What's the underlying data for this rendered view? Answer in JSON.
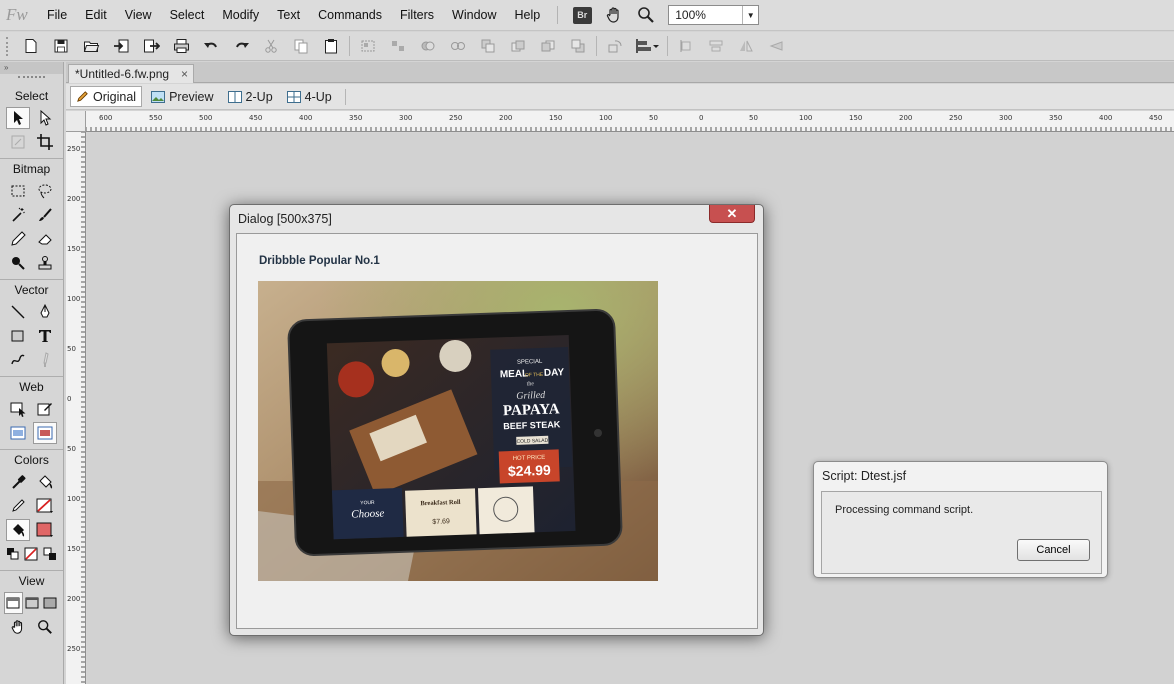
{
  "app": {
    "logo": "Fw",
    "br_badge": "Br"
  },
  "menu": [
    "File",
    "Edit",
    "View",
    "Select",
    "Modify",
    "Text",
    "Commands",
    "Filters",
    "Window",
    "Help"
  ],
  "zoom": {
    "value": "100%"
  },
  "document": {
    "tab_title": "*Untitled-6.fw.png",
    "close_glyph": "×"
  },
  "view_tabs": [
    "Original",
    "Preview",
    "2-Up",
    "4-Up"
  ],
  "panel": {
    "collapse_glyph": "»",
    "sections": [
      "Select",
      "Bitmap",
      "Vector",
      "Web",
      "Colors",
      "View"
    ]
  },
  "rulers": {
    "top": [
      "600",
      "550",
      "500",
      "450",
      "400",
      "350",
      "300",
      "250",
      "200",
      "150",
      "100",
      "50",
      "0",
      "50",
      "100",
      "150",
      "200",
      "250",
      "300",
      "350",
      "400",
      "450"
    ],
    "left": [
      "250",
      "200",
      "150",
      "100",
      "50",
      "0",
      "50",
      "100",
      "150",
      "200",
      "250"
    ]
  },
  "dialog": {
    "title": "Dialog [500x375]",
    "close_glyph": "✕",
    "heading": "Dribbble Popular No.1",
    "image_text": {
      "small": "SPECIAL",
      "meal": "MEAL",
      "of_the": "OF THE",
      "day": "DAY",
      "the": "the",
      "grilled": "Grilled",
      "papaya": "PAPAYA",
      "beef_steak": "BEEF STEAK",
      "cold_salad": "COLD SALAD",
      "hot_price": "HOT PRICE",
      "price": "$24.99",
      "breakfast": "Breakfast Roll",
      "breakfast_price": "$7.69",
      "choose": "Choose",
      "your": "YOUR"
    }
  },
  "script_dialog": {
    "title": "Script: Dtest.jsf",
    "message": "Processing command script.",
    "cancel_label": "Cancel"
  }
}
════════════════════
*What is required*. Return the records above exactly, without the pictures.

*Solution for this exercise*.
What's the underlying data for this rendered view? Answer in JSON.
{
  "app": {
    "logo": "Fw",
    "br_badge": "Br"
  },
  "menu": [
    "File",
    "Edit",
    "View",
    "Select",
    "Modify",
    "Text",
    "Commands",
    "Filters",
    "Window",
    "Help"
  ],
  "zoom": {
    "value": "100%"
  },
  "document": {
    "tab_title": "*Untitled-6.fw.png",
    "close_glyph": "×"
  },
  "view_tabs": [
    "Original",
    "Preview",
    "2-Up",
    "4-Up"
  ],
  "panel": {
    "collapse_glyph": "»",
    "sections": [
      "Select",
      "Bitmap",
      "Vector",
      "Web",
      "Colors",
      "View"
    ]
  },
  "rulers": {
    "top": [
      "600",
      "550",
      "500",
      "450",
      "400",
      "350",
      "300",
      "250",
      "200",
      "150",
      "100",
      "50",
      "0",
      "50",
      "100",
      "150",
      "200",
      "250",
      "300",
      "350",
      "400",
      "450"
    ],
    "left": [
      "250",
      "200",
      "150",
      "100",
      "50",
      "0",
      "50",
      "100",
      "150",
      "200",
      "250"
    ]
  },
  "dialog": {
    "title": "Dialog [500x375]",
    "close_glyph": "✕",
    "heading": "Dribbble Popular No.1",
    "image_text": {
      "small": "SPECIAL",
      "meal": "MEAL",
      "of_the": "OF THE",
      "day": "DAY",
      "the": "the",
      "grilled": "Grilled",
      "papaya": "PAPAYA",
      "beef_steak": "BEEF STEAK",
      "cold_salad": "COLD SALAD",
      "hot_price": "HOT PRICE",
      "price": "$24.99",
      "breakfast": "Breakfast Roll",
      "breakfast_price": "$7.69",
      "choose": "Choose",
      "your": "YOUR"
    }
  },
  "script_dialog": {
    "title": "Script: Dtest.jsf",
    "message": "Processing command script.",
    "cancel_label": "Cancel"
  }
}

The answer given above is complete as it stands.